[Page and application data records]
┄┄┄┄┄┄┄┄┄┄┄┄┄┄┄┄┄┄┄┄

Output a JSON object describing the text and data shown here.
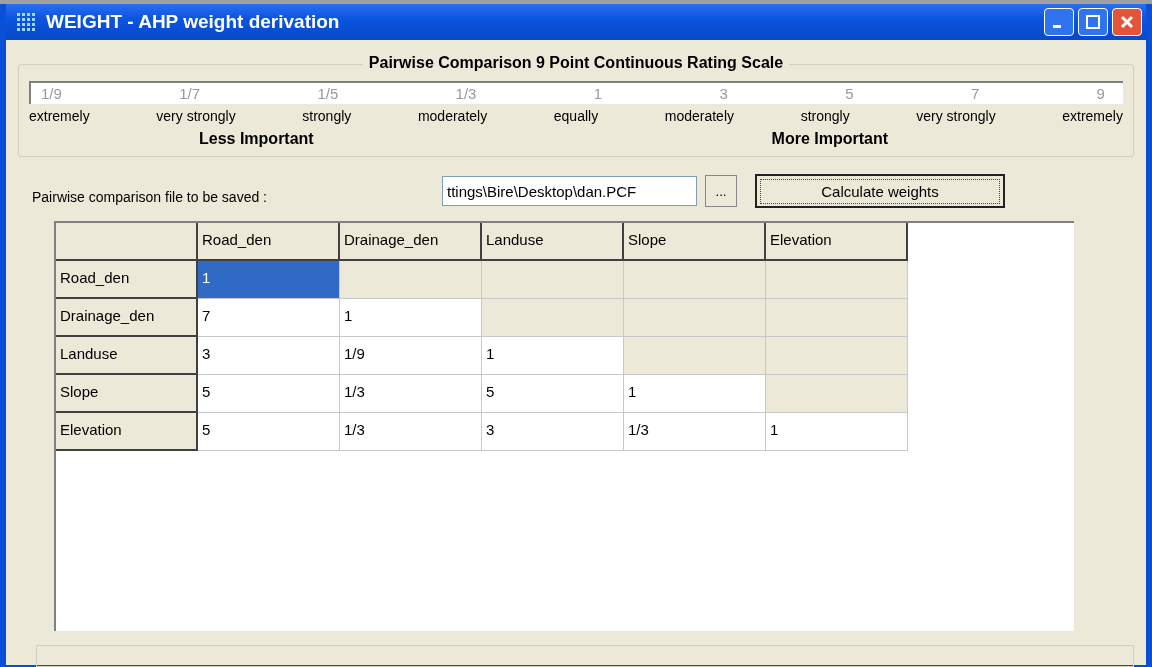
{
  "window": {
    "title": "WEIGHT - AHP weight derivation"
  },
  "scale": {
    "title": "Pairwise Comparison 9 Point Continuous Rating Scale",
    "points": [
      {
        "value": "1/9",
        "label": "extremely"
      },
      {
        "value": "1/7",
        "label": "very strongly"
      },
      {
        "value": "1/5",
        "label": "strongly"
      },
      {
        "value": "1/3",
        "label": "moderately"
      },
      {
        "value": "1",
        "label": "equally"
      },
      {
        "value": "3",
        "label": "moderately"
      },
      {
        "value": "5",
        "label": "strongly"
      },
      {
        "value": "7",
        "label": "very strongly"
      },
      {
        "value": "9",
        "label": "extremely"
      }
    ],
    "less_label": "Less Important",
    "more_label": "More Important"
  },
  "file": {
    "label": "Pairwise comparison file to be saved :",
    "value": "ttings\\Bire\\Desktop\\dan.PCF",
    "browse": "...",
    "button": "Calculate weights"
  },
  "table": {
    "columns": [
      "Road_den",
      "Drainage_den",
      "Landuse",
      "Slope",
      "Elevation"
    ],
    "rows": [
      {
        "header": "Road_den",
        "cells": [
          {
            "value": "1",
            "editable": true,
            "selected": true
          },
          {
            "editable": false,
            "selected": false
          },
          {
            "editable": false,
            "selected": false
          },
          {
            "editable": false,
            "selected": false
          },
          {
            "editable": false,
            "selected": false
          }
        ]
      },
      {
        "header": "Drainage_den",
        "cells": [
          {
            "value": "7",
            "editable": true,
            "selected": false
          },
          {
            "value": "1",
            "editable": true,
            "selected": false
          },
          {
            "editable": false,
            "selected": false
          },
          {
            "editable": false,
            "selected": false
          },
          {
            "editable": false,
            "selected": false
          }
        ]
      },
      {
        "header": "Landuse",
        "cells": [
          {
            "value": "3",
            "editable": true,
            "selected": false
          },
          {
            "value": "1/9",
            "editable": true,
            "selected": false
          },
          {
            "value": "1",
            "editable": true,
            "selected": false
          },
          {
            "editable": false,
            "selected": false
          },
          {
            "editable": false,
            "selected": false
          }
        ]
      },
      {
        "header": "Slope",
        "cells": [
          {
            "value": "5",
            "editable": true,
            "selected": false
          },
          {
            "value": "1/3",
            "editable": true,
            "selected": false
          },
          {
            "value": "5",
            "editable": true,
            "selected": false
          },
          {
            "value": "1",
            "editable": true,
            "selected": false
          },
          {
            "editable": false,
            "selected": false
          }
        ]
      },
      {
        "header": "Elevation",
        "cells": [
          {
            "value": "5",
            "editable": true,
            "selected": false
          },
          {
            "value": "1/3",
            "editable": true,
            "selected": false
          },
          {
            "value": "3",
            "editable": true,
            "selected": false
          },
          {
            "value": "1/3",
            "editable": true,
            "selected": false
          },
          {
            "value": "1",
            "editable": true,
            "selected": false
          }
        ]
      }
    ]
  }
}
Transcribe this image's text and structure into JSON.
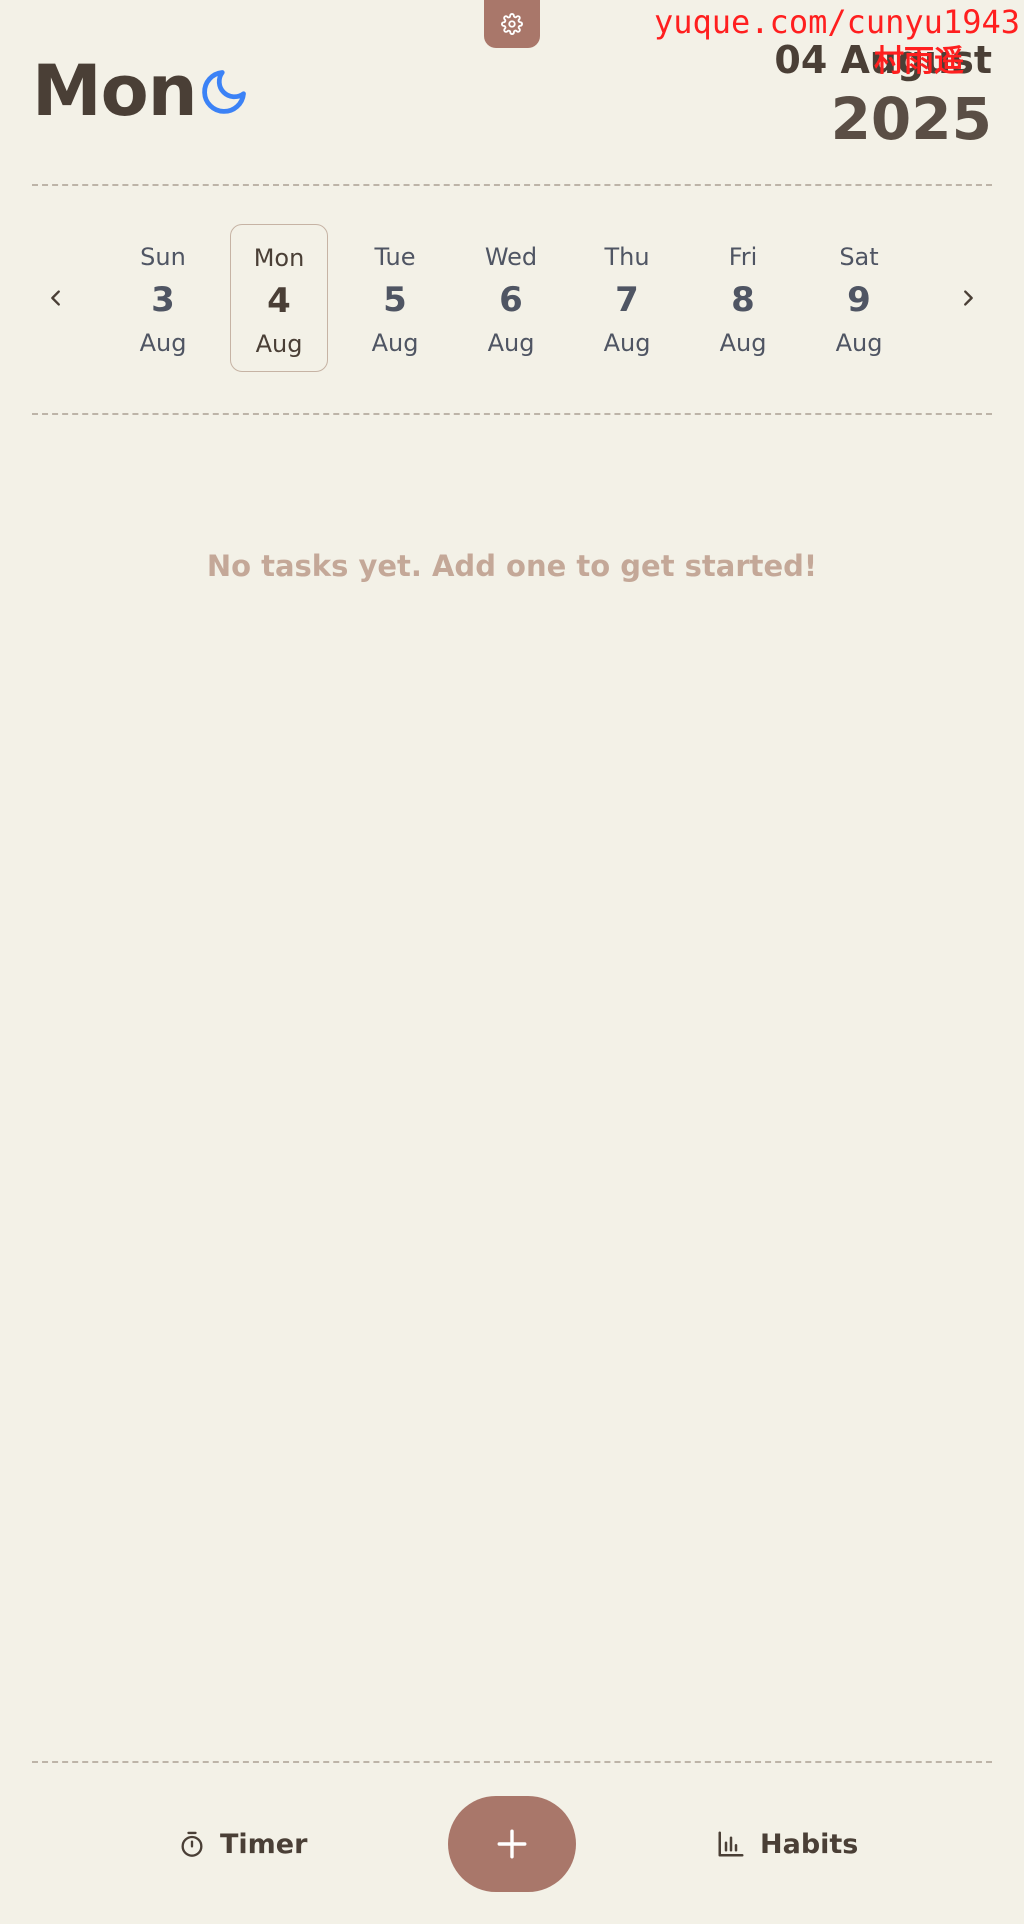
{
  "header": {
    "day_name": "Mon",
    "date_line": "04 August",
    "year": "2025"
  },
  "watermark": {
    "url": "yuque.com/cunyu1943",
    "name": "村雨遥"
  },
  "week": {
    "days": [
      {
        "weekday": "Sun",
        "day": "3",
        "month": "Aug",
        "selected": false
      },
      {
        "weekday": "Mon",
        "day": "4",
        "month": "Aug",
        "selected": true
      },
      {
        "weekday": "Tue",
        "day": "5",
        "month": "Aug",
        "selected": false
      },
      {
        "weekday": "Wed",
        "day": "6",
        "month": "Aug",
        "selected": false
      },
      {
        "weekday": "Thu",
        "day": "7",
        "month": "Aug",
        "selected": false
      },
      {
        "weekday": "Fri",
        "day": "8",
        "month": "Aug",
        "selected": false
      },
      {
        "weekday": "Sat",
        "day": "9",
        "month": "Aug",
        "selected": false
      }
    ]
  },
  "main": {
    "empty_message": "No tasks yet. Add one to get started!"
  },
  "bottom_nav": {
    "timer_label": "Timer",
    "habits_label": "Habits"
  },
  "icons": {
    "settings": "gear-icon",
    "theme": "moon-icon",
    "prev": "chevron-left-icon",
    "next": "chevron-right-icon",
    "timer": "stopwatch-icon",
    "add": "plus-icon",
    "habits": "bar-chart-icon"
  },
  "colors": {
    "background": "#f3f1e7",
    "accent": "#a9776a",
    "text": "#4a3f36",
    "muted_text": "#c4a898",
    "moon": "#3b82f6",
    "watermark": "#ff1f1f"
  }
}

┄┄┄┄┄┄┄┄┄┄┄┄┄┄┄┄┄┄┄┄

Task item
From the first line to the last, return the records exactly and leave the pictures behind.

Task solution
Output a JSON object describing the text and data shown here.
{
  "window": {
    "title": "WEIGHT - AHP weight derivation"
  },
  "scale": {
    "title": "Pairwise Comparison 9 Point Continuous Rating Scale",
    "points": [
      {
        "value": "1/9",
        "label": "extremely"
      },
      {
        "value": "1/7",
        "label": "very strongly"
      },
      {
        "value": "1/5",
        "label": "strongly"
      },
      {
        "value": "1/3",
        "label": "moderately"
      },
      {
        "value": "1",
        "label": "equally"
      },
      {
        "value": "3",
        "label": "moderately"
      },
      {
        "value": "5",
        "label": "strongly"
      },
      {
        "value": "7",
        "label": "very strongly"
      },
      {
        "value": "9",
        "label": "extremely"
      }
    ],
    "less_label": "Less Important",
    "more_label": "More Important"
  },
  "file": {
    "label": "Pairwise comparison file to be saved :",
    "value": "ttings\\Bire\\Desktop\\dan.PCF",
    "browse": "...",
    "button": "Calculate weights"
  },
  "table": {
    "columns": [
      "Road_den",
      "Drainage_den",
      "Landuse",
      "Slope",
      "Elevation"
    ],
    "rows": [
      {
        "header": "Road_den",
        "cells": [
          {
            "value": "1",
            "editable": true,
            "selected": true
          },
          {
            "editable": false,
            "selected": false
          },
          {
            "editable": false,
            "selected": false
          },
          {
            "editable": false,
            "selected": false
          },
          {
            "editable": false,
            "selected": false
          }
        ]
      },
      {
        "header": "Drainage_den",
        "cells": [
          {
            "value": "7",
            "editable": true,
            "selected": false
          },
          {
            "value": "1",
            "editable": true,
            "selected": false
          },
          {
            "editable": false,
            "selected": false
          },
          {
            "editable": false,
            "selected": false
          },
          {
            "editable": false,
            "selected": false
          }
        ]
      },
      {
        "header": "Landuse",
        "cells": [
          {
            "value": "3",
            "editable": true,
            "selected": false
          },
          {
            "value": "1/9",
            "editable": true,
            "selected": false
          },
          {
            "value": "1",
            "editable": true,
            "selected": false
          },
          {
            "editable": false,
            "selected": false
          },
          {
            "editable": false,
            "selected": false
          }
        ]
      },
      {
        "header": "Slope",
        "cells": [
          {
            "value": "5",
            "editable": true,
            "selected": false
          },
          {
            "value": "1/3",
            "editable": true,
            "selected": false
          },
          {
            "value": "5",
            "editable": true,
            "selected": false
          },
          {
            "value": "1",
            "editable": true,
            "selected": false
          },
          {
            "editable": false,
            "selected": false
          }
        ]
      },
      {
        "header": "Elevation",
        "cells": [
          {
            "value": "5",
            "editable": true,
            "selected": false
          },
          {
            "value": "1/3",
            "editable": true,
            "selected": false
          },
          {
            "value": "3",
            "editable": true,
            "selected": false
          },
          {
            "value": "1/3",
            "editable": true,
            "selected": false
          },
          {
            "value": "1",
            "editable": true,
            "selected": false
          }
        ]
      }
    ]
  }
}
Transcribe this image's text and structure into JSON.
{
  "header": {
    "day_name": "Mon",
    "date_line": "04 August",
    "year": "2025"
  },
  "watermark": {
    "url": "yuque.com/cunyu1943",
    "name": "村雨遥"
  },
  "week": {
    "days": [
      {
        "weekday": "Sun",
        "day": "3",
        "month": "Aug",
        "selected": false
      },
      {
        "weekday": "Mon",
        "day": "4",
        "month": "Aug",
        "selected": true
      },
      {
        "weekday": "Tue",
        "day": "5",
        "month": "Aug",
        "selected": false
      },
      {
        "weekday": "Wed",
        "day": "6",
        "month": "Aug",
        "selected": false
      },
      {
        "weekday": "Thu",
        "day": "7",
        "month": "Aug",
        "selected": false
      },
      {
        "weekday": "Fri",
        "day": "8",
        "month": "Aug",
        "selected": false
      },
      {
        "weekday": "Sat",
        "day": "9",
        "month": "Aug",
        "selected": false
      }
    ]
  },
  "main": {
    "empty_message": "No tasks yet. Add one to get started!"
  },
  "bottom_nav": {
    "timer_label": "Timer",
    "habits_label": "Habits"
  },
  "icons": {
    "settings": "gear-icon",
    "theme": "moon-icon",
    "prev": "chevron-left-icon",
    "next": "chevron-right-icon",
    "timer": "stopwatch-icon",
    "add": "plus-icon",
    "habits": "bar-chart-icon"
  },
  "colors": {
    "background": "#f3f1e7",
    "accent": "#a9776a",
    "text": "#4a3f36",
    "muted_text": "#c4a898",
    "moon": "#3b82f6",
    "watermark": "#ff1f1f"
  }
}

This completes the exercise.